There are things in life that you can walk past a thousand times and never give them more than a passing glance, taking them as a mundane given in your visual landscape. The sculpture above was one of those things for me. Located on the back corner of Foellinger Auditorium on the University of Illinois quad, facing a group of magnolia trees I have grown to cherish, the sculpture is one of the two Sons of Deucalion and Pyrrha pieces by the late sculptor Loredo Taft. But for me, it was simply another inanimate, nameless statue until today.
We were greeted by a springlike day, with crisp, cool air and blue skies. I grabbed my camera over the lunch hour with the goal of taking some botanical photos of emerging flower and leaf buds on the trees around my end of campus. As I came around the corner of the quad toward my favored magnolias, the statue spoke to me in a way it never has.
The shadows from the overhead sun accentuated the way the man hides his face between his knees, and suddenly the sculpture reminded me how much of our lives we spending hiding our faces, embarrassed, timid or scared to reveal true selves, even surrounded the promised safety of our family and close friends. Many of us remain crouched, with our head between our knees, waiting for the turbulence of life to pass. Like these sculptures, if we remain rigid with our faces hidden, the elements will eventually wear us away to crumbled ruins.

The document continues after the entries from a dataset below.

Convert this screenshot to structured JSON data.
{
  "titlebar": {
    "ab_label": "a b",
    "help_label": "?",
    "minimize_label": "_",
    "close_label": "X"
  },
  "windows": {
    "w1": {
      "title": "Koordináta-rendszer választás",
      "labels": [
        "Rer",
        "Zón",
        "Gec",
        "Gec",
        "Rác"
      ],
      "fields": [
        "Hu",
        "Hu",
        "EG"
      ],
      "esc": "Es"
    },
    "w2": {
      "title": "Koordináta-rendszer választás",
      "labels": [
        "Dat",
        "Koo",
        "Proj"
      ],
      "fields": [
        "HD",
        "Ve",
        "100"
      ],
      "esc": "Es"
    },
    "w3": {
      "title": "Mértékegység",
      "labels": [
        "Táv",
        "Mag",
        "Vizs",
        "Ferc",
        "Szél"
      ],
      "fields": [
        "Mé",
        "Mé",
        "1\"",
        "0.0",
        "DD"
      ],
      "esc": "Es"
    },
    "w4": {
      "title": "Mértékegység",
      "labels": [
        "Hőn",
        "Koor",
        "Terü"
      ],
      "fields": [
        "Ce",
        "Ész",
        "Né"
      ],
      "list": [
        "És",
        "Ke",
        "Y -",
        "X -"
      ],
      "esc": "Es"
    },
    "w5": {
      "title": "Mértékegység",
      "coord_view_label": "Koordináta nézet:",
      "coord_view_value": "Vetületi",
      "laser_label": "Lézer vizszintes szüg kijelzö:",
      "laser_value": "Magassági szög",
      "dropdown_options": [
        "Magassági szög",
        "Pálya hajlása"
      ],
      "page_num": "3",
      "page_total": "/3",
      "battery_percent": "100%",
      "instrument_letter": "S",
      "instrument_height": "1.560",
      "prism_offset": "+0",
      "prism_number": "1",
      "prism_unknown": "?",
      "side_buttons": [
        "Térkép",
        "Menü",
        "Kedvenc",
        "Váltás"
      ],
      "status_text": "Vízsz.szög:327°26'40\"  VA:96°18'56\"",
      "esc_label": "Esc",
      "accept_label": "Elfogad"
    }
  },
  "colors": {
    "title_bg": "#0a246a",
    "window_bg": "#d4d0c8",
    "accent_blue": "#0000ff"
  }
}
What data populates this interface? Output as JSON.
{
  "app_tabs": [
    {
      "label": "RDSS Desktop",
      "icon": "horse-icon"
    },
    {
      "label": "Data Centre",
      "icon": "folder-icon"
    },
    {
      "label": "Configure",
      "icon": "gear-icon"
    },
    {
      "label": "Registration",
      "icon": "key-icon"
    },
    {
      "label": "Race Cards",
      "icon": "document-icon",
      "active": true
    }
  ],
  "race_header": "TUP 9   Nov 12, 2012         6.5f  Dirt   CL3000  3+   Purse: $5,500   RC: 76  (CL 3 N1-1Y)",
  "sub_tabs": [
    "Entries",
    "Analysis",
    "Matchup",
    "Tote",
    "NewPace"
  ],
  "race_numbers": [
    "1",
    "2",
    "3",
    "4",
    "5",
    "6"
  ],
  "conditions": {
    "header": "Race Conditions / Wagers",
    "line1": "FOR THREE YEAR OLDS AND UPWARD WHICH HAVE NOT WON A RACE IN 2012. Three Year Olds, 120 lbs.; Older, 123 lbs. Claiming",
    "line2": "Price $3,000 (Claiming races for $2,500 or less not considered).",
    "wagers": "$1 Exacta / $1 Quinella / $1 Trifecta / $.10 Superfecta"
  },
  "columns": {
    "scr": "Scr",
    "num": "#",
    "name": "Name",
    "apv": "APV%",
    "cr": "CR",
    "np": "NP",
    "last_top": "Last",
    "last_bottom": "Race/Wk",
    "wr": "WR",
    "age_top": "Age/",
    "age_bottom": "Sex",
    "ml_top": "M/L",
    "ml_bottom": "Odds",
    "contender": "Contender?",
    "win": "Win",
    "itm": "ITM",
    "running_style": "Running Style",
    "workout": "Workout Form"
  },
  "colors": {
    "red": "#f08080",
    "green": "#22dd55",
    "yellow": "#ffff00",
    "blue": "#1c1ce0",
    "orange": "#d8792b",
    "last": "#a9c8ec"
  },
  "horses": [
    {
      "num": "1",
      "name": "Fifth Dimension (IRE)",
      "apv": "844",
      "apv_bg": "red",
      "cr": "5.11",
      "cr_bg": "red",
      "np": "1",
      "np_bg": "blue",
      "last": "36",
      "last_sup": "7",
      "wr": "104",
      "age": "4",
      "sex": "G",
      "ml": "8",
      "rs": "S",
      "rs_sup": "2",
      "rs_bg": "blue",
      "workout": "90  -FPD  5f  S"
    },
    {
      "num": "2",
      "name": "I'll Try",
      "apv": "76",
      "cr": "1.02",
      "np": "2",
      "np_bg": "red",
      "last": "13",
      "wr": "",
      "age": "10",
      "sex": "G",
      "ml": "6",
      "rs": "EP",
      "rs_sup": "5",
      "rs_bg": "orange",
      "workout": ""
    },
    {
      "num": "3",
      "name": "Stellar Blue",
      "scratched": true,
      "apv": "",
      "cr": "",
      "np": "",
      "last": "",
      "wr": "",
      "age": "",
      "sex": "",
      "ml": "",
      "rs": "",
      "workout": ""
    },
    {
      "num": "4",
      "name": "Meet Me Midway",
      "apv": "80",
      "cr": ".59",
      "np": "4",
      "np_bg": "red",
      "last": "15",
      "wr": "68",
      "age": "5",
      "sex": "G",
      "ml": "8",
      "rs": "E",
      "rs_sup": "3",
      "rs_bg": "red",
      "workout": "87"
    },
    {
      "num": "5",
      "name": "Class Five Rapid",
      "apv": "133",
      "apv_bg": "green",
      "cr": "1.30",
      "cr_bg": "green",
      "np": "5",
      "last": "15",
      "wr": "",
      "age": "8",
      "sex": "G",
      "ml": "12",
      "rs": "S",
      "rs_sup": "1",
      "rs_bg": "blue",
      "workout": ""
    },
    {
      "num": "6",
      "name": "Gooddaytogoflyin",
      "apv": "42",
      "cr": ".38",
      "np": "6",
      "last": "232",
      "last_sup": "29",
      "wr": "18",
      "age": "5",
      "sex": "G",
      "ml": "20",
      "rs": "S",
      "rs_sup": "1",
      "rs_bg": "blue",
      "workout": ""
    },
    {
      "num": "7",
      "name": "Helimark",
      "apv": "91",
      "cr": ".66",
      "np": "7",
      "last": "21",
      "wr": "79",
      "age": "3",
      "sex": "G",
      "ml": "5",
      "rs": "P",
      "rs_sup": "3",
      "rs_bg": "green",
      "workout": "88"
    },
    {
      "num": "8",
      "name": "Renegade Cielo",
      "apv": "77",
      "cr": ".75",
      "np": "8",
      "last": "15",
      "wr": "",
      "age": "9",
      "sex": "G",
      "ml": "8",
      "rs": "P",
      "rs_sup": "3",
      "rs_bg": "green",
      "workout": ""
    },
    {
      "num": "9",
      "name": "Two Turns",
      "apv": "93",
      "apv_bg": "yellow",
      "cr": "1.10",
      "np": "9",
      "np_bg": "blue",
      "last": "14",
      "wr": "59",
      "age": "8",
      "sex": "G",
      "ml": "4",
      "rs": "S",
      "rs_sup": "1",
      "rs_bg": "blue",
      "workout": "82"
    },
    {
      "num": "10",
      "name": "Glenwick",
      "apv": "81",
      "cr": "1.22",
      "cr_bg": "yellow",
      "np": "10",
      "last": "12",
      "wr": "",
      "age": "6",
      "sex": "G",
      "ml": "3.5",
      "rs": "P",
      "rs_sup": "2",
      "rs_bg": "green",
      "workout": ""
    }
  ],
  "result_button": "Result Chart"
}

In just a couple of weeks, the magnolias that stand opposite the Sons of Deucalion and Pyrrha will proudly and beautifully reveal their true faces. Their glory may be fleeting, lasting sometimes just a few days. But they give us all of themselves, while the sculpture just a few feet away remains eternally poised in shadow.